Profile cover photo
Profile photo
Jeff Sexton
33,399 followers -
Neque porro quisquam est qui dolorem ipsum quia dolor sit amet, consectetur, adipisci velit...
Neque porro quisquam est qui dolorem ipsum quia dolor sit amet, consectetur, adipisci velit...

33,399 followers
About
Posts

Post is pinned.Post has attachment
Welcome!
Add me to your Circles and learn about mechanical timepieces and how they work, the history of the American watch industry and especially all about the Elgin National Watch Company! Check back for new content daily!

https://plus.google.com/+JeffSexton/posts

And for more, check out these:
http://www.elgintime.com/
http://elgintime.blogspot.com/
http://instagram.com/elgintime

Do you have a vintage watch to be serviced?
Maybe I can help. Take a look here, http://www.elgintime.com, for information - specializing in Elgin, Hamilton, Waltham and other antique American makes. Contact me at jsexton@elgintime.com with any questions.
Animated Photo
Add a comment...

Post has attachment
Add a comment...

Post has attachment
Job Number 180062
Testing...

#Waltham   #pocketwatch  
Job Number 180062
Job Number 180062
elgintime.blogspot.com
Add a comment...

Post has attachment

Post has attachment
Outbound today, job number 180040...
Photo
Add a comment...

Post has attachment
Job Number 180055 - Answer!
Here's the explanation for this watches problem:
https://plus.google.com/+JeffSexton/posts/edrqqh5VMMW
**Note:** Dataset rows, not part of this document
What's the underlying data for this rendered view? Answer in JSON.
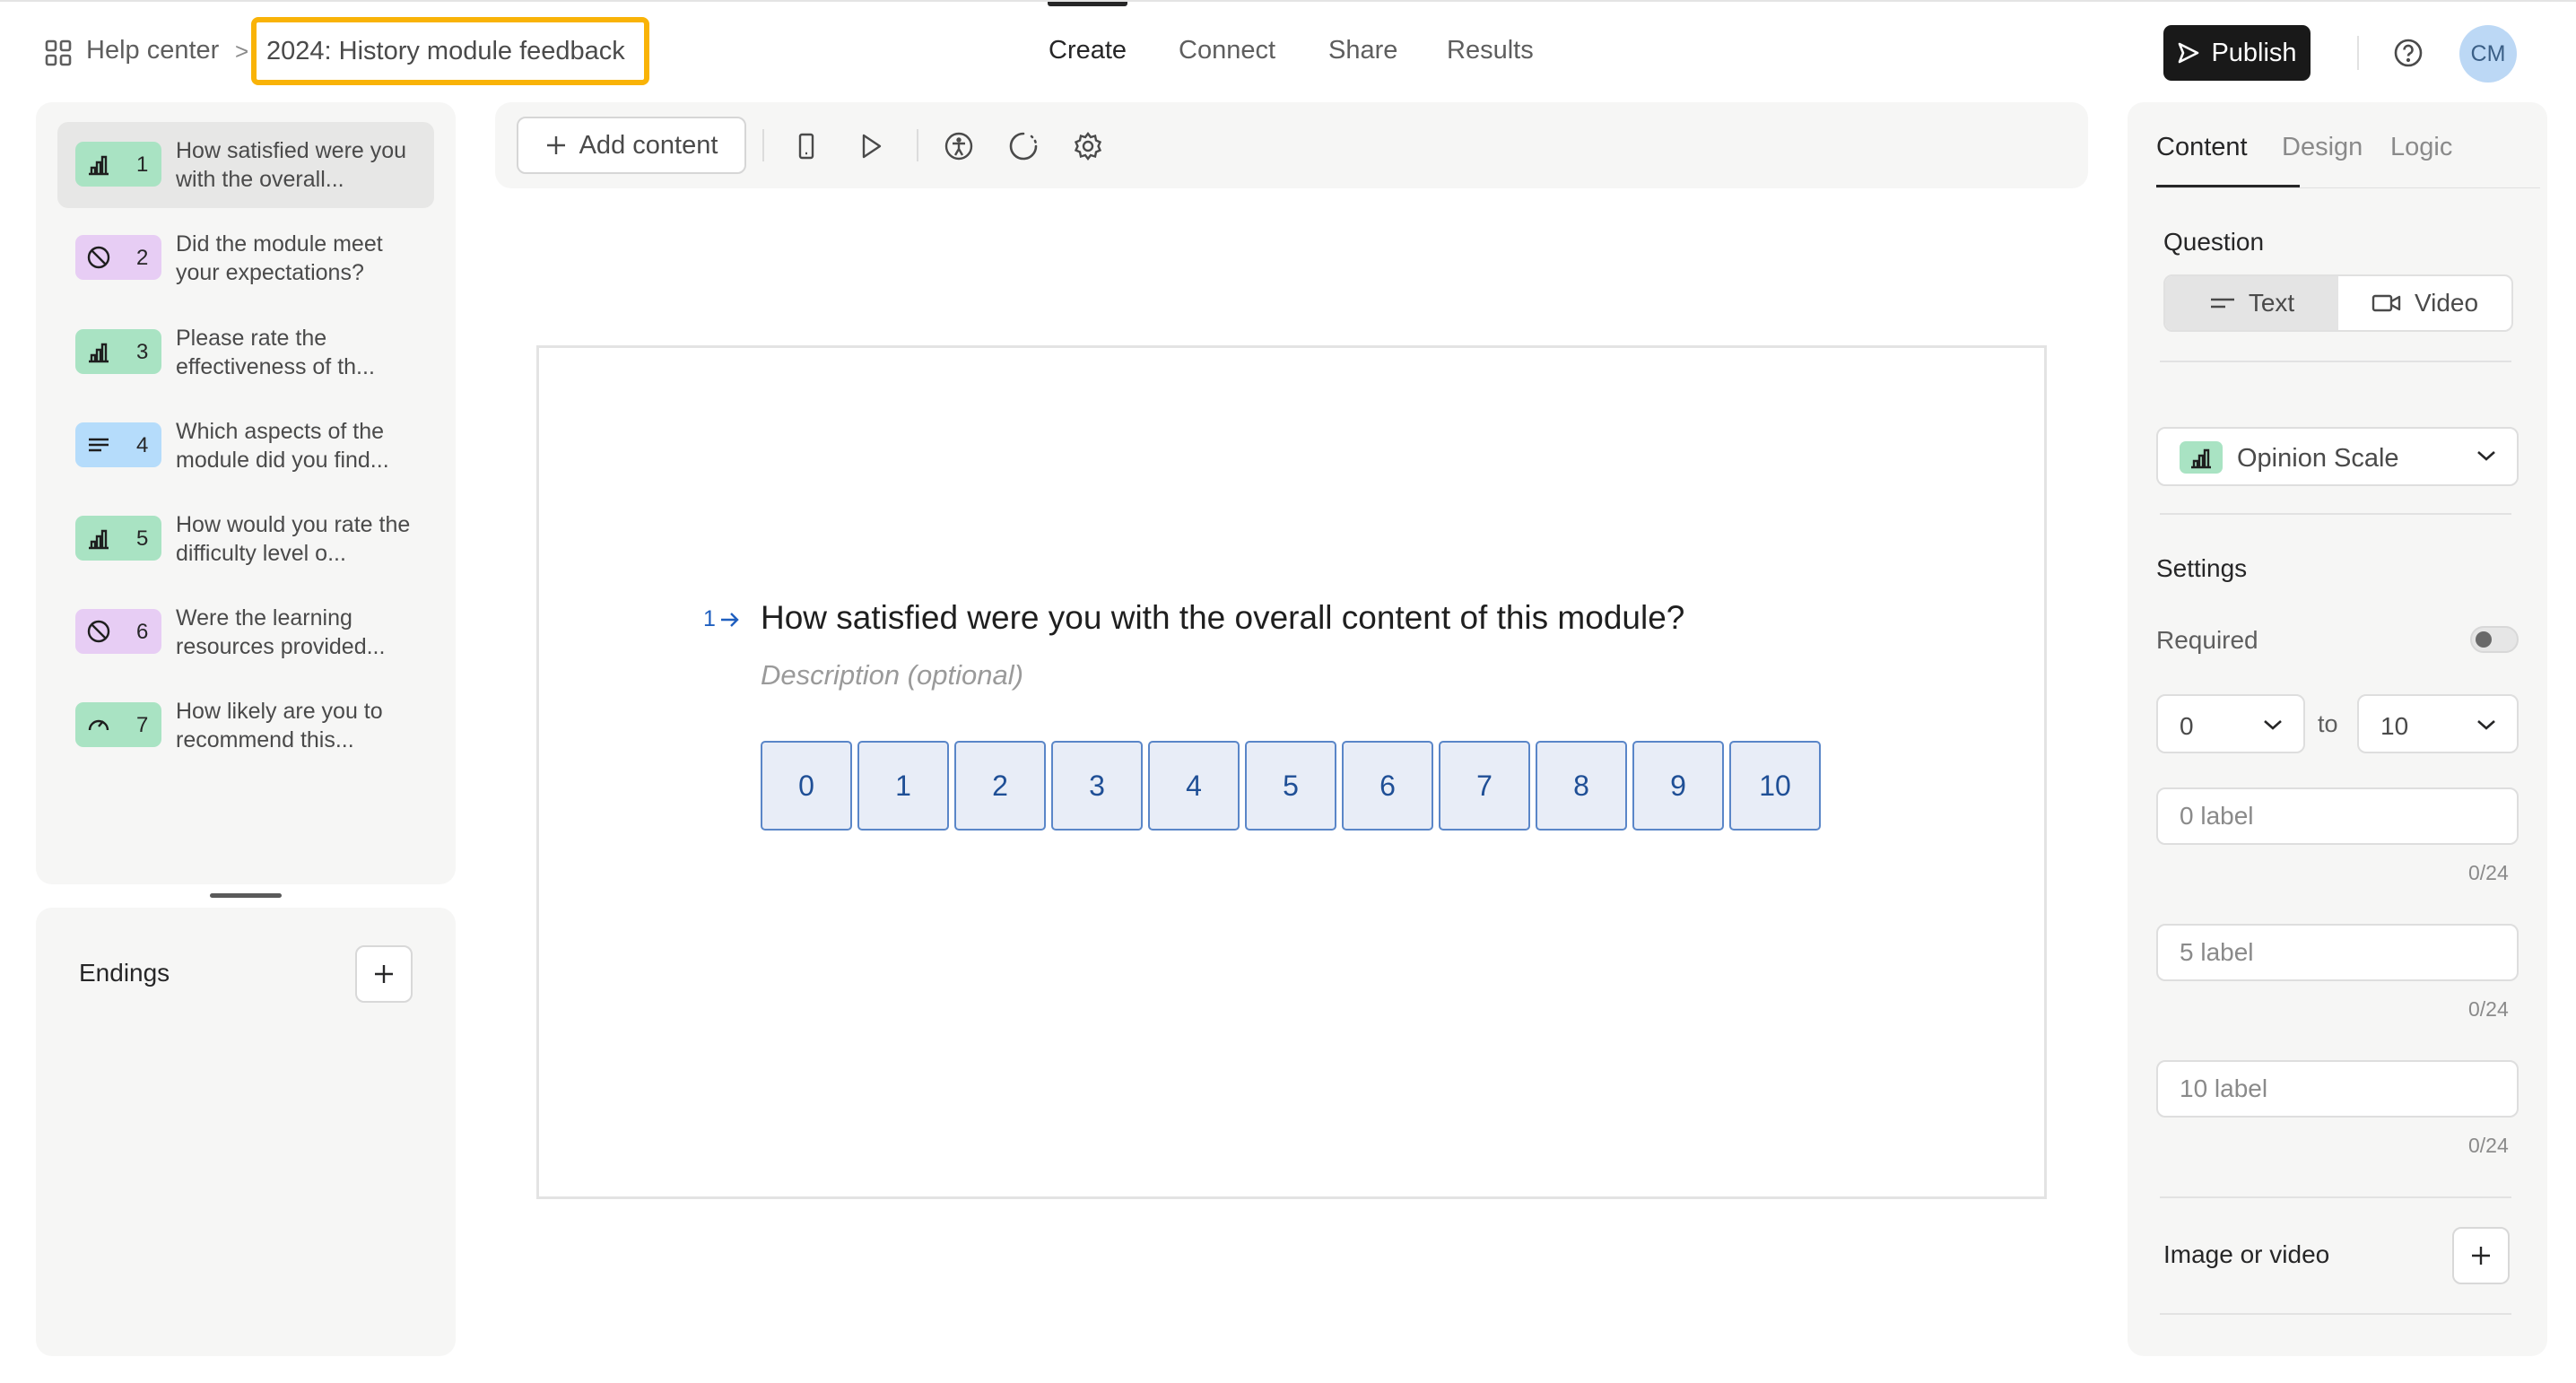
{
  "header": {
    "home_label": "Help center",
    "separator": ">",
    "form_title": "2024: History module feedback",
    "nav": [
      {
        "label": "Create",
        "active": true
      },
      {
        "label": "Connect",
        "active": false
      },
      {
        "label": "Share",
        "active": false
      },
      {
        "label": "Results",
        "active": false
      }
    ],
    "publish_label": "Publish",
    "avatar_initials": "CM"
  },
  "questions": [
    {
      "number": "1",
      "text": "How satisfied were you with the overall...",
      "type_icon": "opinion-scale-icon",
      "color": "#a9e3c3",
      "selected": true
    },
    {
      "number": "2",
      "text": "Did the module meet your expectations?",
      "type_icon": "yes-no-icon",
      "color": "#e7cdf4",
      "selected": false
    },
    {
      "number": "3",
      "text": "Please rate the effectiveness of th...",
      "type_icon": "opinion-scale-icon",
      "color": "#a9e3c3",
      "selected": false
    },
    {
      "number": "4",
      "text": "Which aspects of the module did you find...",
      "type_icon": "long-text-icon",
      "color": "#b5dcfb",
      "selected": false
    },
    {
      "number": "5",
      "text": "How would you rate the difficulty level o...",
      "type_icon": "opinion-scale-icon",
      "color": "#a9e3c3",
      "selected": false
    },
    {
      "number": "6",
      "text": "Were the learning resources provided...",
      "type_icon": "yes-no-icon",
      "color": "#e7cdf4",
      "selected": false
    },
    {
      "number": "7",
      "text": "How likely are you to recommend this...",
      "type_icon": "nps-gauge-icon",
      "color": "#a9e3c3",
      "selected": false
    }
  ],
  "endings": {
    "label": "Endings"
  },
  "toolbar": {
    "add_content_label": "Add content"
  },
  "editor": {
    "question_number": "1",
    "question_title": "How satisfied were you with the overall content of this module?",
    "description_placeholder": "Description (optional)",
    "scale": [
      "0",
      "1",
      "2",
      "3",
      "4",
      "5",
      "6",
      "7",
      "8",
      "9",
      "10"
    ]
  },
  "right_panel": {
    "tabs": [
      {
        "label": "Content",
        "active": true
      },
      {
        "label": "Design",
        "active": false
      },
      {
        "label": "Logic",
        "active": false
      }
    ],
    "question_label": "Question",
    "question_modes": [
      {
        "label": "Text",
        "active": true
      },
      {
        "label": "Video",
        "active": false
      }
    ],
    "question_type": "Opinion Scale",
    "settings_label": "Settings",
    "required_label": "Required",
    "required_on": false,
    "range_from": "0",
    "range_to_label": "to",
    "range_to": "10",
    "label_inputs": [
      {
        "placeholder": "0 label",
        "counter": "0/24"
      },
      {
        "placeholder": "5 label",
        "counter": "0/24"
      },
      {
        "placeholder": "10 label",
        "counter": "0/24"
      }
    ],
    "image_video_label": "Image or video"
  },
  "colors": {
    "accent_blue": "#1f5fbf",
    "publish_bg": "#191919",
    "highlight_outline": "#f9b307",
    "opinion_scale_green": "#a9e3c3"
  }
}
Watches are machines, they behave in completely deterministic ways. The key elements of a watch are a power source (mainspring), the gear train, an governor mechanism (escapement and balance), and an output (the hands). The gears are not arbitrary, they have to have specific ratios to each other in motion. For example, there are 60 seconds in a minute. So the 4th wheel, that carries the seconds hand, has to go around 60 times exactly for each single revolution of the center wheel, which carries the minute hand.

The exact speed of these wheels, what we think of as the watch's accuracy, is a function of the escapement. But the wheels must turn at the appropriate rate relative to each other for minutes and seconds to be even meaningful. Gear ratios dictate this relationship.

Sometimes, when a watch is running fine, but reading incorrectly, the degree of error can tell you exactly where the problem is. You don't even have to see the watch.

This watch gained 22 minutes per 24 hours. There are 64 teeth on the center wheel (typical of American pocketwatches). The passing of each center wheel tooth against the pinion of its neighbor, Mr. 3rd wheel, represents 1/64th of a minute. 1/64th of a minute error per hour (each turn of the center wheel) adds up to 22.5 minutes error in 24 hours.

Inspection of the center wheel reveals that I missed a slightly bent tooth. Each time this part of the wheel came around, it was not enough to stop the watch, but it did pop over to the next tooth, skipping exactly one, per hour. The problem is visible in this image.

Fortunately, the damage to the wheel was not severe. I was able to nudge the tooth careful back to its correct position, so the center wheel would turn smoothly.

The lesson is not to get lazy about checking each wheel, especially on a watch like this that did have damage to the train to begin with.

#Elgin #pocketwatch
www.elgintime.com
Photo
Add a comment...

Post has attachment
Job Number 180062
This one has been straightforward, so far.

#Waltham   #pocketwatch  
Job Number 180062
Job Number 180062
elgintime.blogspot.com
Add a comment...

Post has attachment
Job Number 180055 - Quiz!

Since the last one was so popular, here's another one...

This watch went together really well. On the machine, it rates near flat line and almost no beat error. I had high hopes. But in practical tests, it reads really fast. The watch gains, reliably, 22 minutes per 24 hours.

What is the problem?

I'll post the answer later, here:
https://plus.google.com/collection/QZOEnB

#Elgin #pocketwatch
www.elgintime.com
Photo
Add a comment...

Post has attachment
Job Numbers 180057 and 180055
In progress still...
Add a comment...

Post has attachment
Job Number 180057 - Answer
Here's the rundown on this post:
https://plus.google.com/+JeffSexton/posts/FyYQZbJ6abk

It's missing a sliding part that would fit between the index and the screw. This part would have teeth on one side so that turning the screw would cause it to move from side the side, taking the arm of the regulator with it.

The thing is though, that I think they sometimes shipped them like this, with the part missing. I have seen others missing this part, having no marks or other signs that it was ever there. If you do an image search and look as close as possible at other movements, a lot of them look like this. This is personal conjecture of course, but when you work on these early American products they really feel like the products of factories that operated in a pretty frantic, ad-hoc manner.

Aurora used, I don't know, 5 or 6 regulator designs, and held valuable patents on them.

#Aurora #pocketwatch
Photo
Add a comment...
Wait while more posts are being loaded